  • Any information the player knows is accurate in GS
  • Any information the player does not know is randomised in GS across all possible values (possible from the point of view of the player that is)
  • Information is clearly marked in GS as to whether the player knows it accurately or not

This means that the GS an Agent receives is a single ‘determinisation’ of the true state. It is important to realise that the agent can freely look at the contents of the hidden hand of cards (for example) of another player, but cannot rely on this data being at all accurate.

The third point in the list above is controlled by the VisibilityMode of the Component, which is one of VISIBLE_TO_ALL, HIDDEN_TO_ALL, VISIBLE_TO_OWNER, FIRST_VISIBLE_TO_ALL, LAST_VISIBLE_TO_ALL. By default, if there is no IComponentContainer interface implemented, it is assumed that a Component is fully visible to all players.

Beyond this, the PartialObservableDeck Component provides a much richer interface to define visibility of each individual item in the Deck to each individual player (a Deck does not need to contain Cards, for example you can have a Deck of Loot tokens, or a Deck of Dice). For this reason, PartialObservableDeck has a VisibilityMode of MIXED_VISIBIILITY.

Hence, when implementing a Game ensure that you:

  1. Mark all Components with their Visibility status. (And use PartialObservableDeck for most situations where information is partially hidden, as it comes with a whole load of useful methods, such as shuffling all hidden items.)
  2. In the _copy(int playerId) method of GS, take care to shuffle/randomise all information that is hidden from the perspective of playerId.
  3. Ensure you provide sufficient public getXXX() methods on the GS so that an AI agent can get the information it needs/wants to make a decision.
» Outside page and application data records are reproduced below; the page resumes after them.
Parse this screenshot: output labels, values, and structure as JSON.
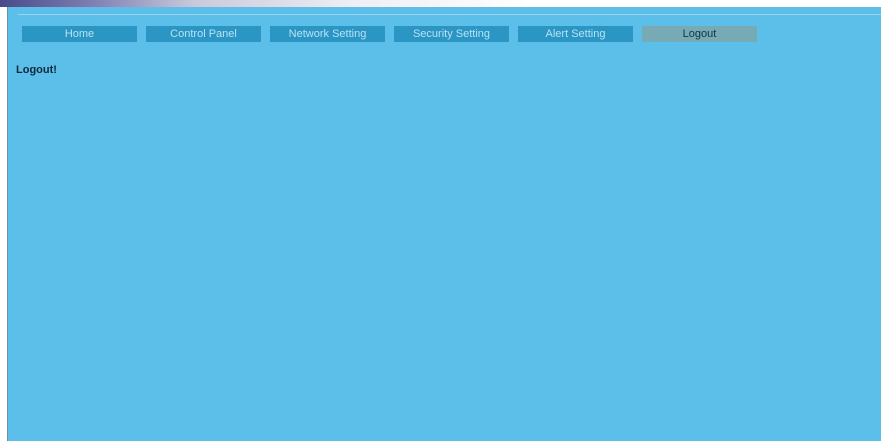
{
  "nav": {
    "items": [
      {
        "label": "Home"
      },
      {
        "label": "Control Panel"
      },
      {
        "label": "Network Setting"
      },
      {
        "label": "Security Setting"
      },
      {
        "label": "Alert Setting"
      },
      {
        "label": "Logout"
      }
    ],
    "active_index": 5
  },
  "main": {
    "message": "Logout!"
  },
  "colors": {
    "content_background": "#5bbfe9",
    "nav_button": "#2b96c4",
    "nav_button_active": "#76aab4",
    "nav_text": "#b7e3f5",
    "nav_text_active": "#12324a"
  }
}
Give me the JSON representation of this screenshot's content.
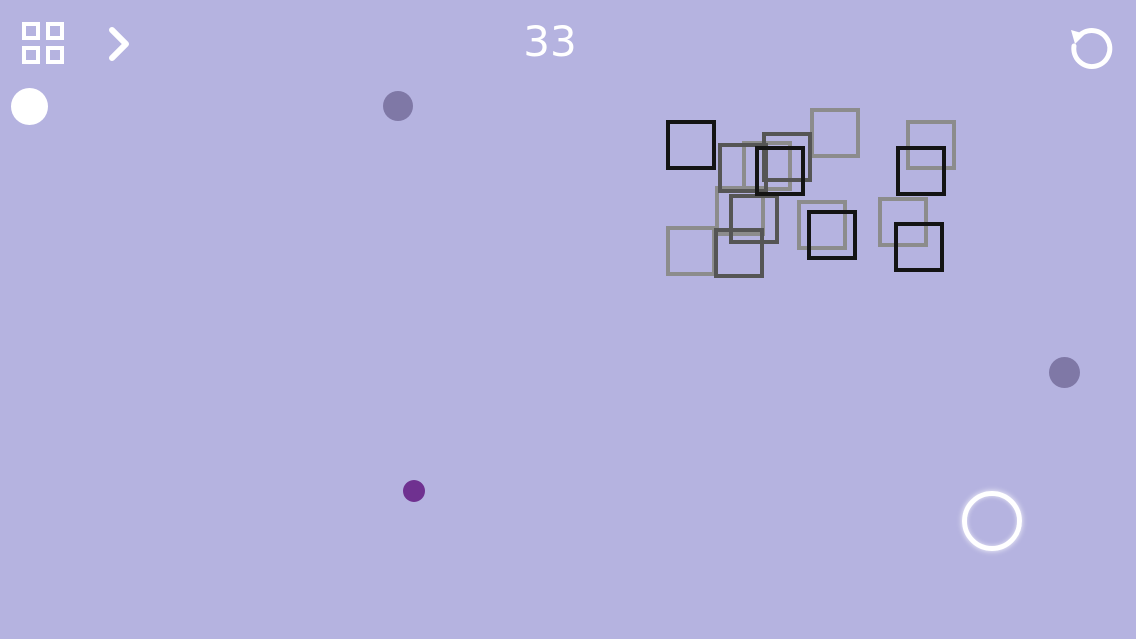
{
  "hud": {
    "level": "33",
    "menu_icon": "grid-icon",
    "next_icon": "chevron-right-icon",
    "restart_icon": "restart-icon"
  },
  "colors": {
    "background": "#b5b3e0",
    "white": "#ffffff",
    "gray_dot": "#7f78a6",
    "purple_dot": "#6f3190",
    "square_dark": "#141414",
    "square_mid": "#555555",
    "square_light": "#8c8c8c"
  },
  "objects": {
    "player": "white-dot",
    "goal": "ring",
    "obstacles": "squares"
  }
}
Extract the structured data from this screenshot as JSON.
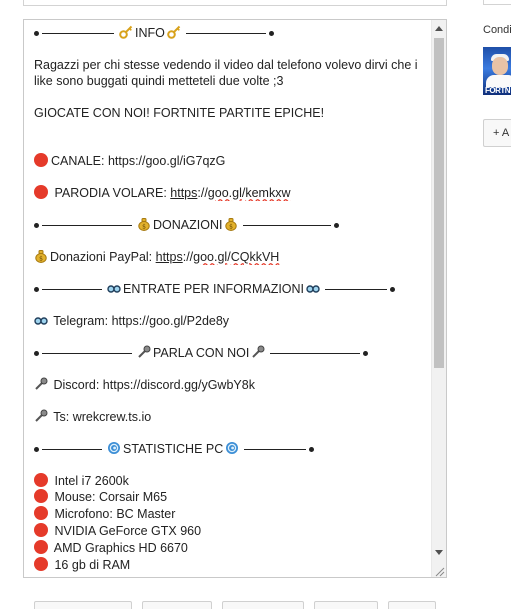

When implementing an Agent:

  1. Remember that although you can interrogate GS to see hidden information in an opponent’s hand or elsewhere, this is entirely random.
  2. If you want to get another determinisation, you can call _copy(playerId) again. This for example is what Information Set MCTS does on each iteration.

Points to Note

There are a few flies in the ointment (or opportunities for future work):

  • AbstractGameState retains a History of all actions taken so far. This History is written from the perspective of the player taking the action and may therefore refer to information hidden to others. The purpose of the History is to ease debugging and GUI display, and not to be used to define the state. For this reason the History is wiped when redeterminising a state in a competition.
  • Currently there is no facility to define a specific reduced information set for an item; it is either known or unknown. This is an issue for future development, probably via an enhancement to PartialObservableDeck. An example this would be required for is Hanabi, where we may know that a card is Blue, but not exactly which Blue card.
  • The redeterminisation of a GS does not need to result in a ‘likely’ set of data, just a theoretically possible one. There is no mechanism to apply a non-uniform posterior distribution that takes account, for example, of previous actions (in Poker a high bid is more likely to indicate good cards…this is completely ignored, and the redeterminisation may give two Aces to the player who just folded).
  • There are currently limited options to tweak the internals of a GS by an Agent as a default - if for example an AI Agent wants to enforce its own calculate posterior distribution over hidden information. This is entirely down to the game implemention.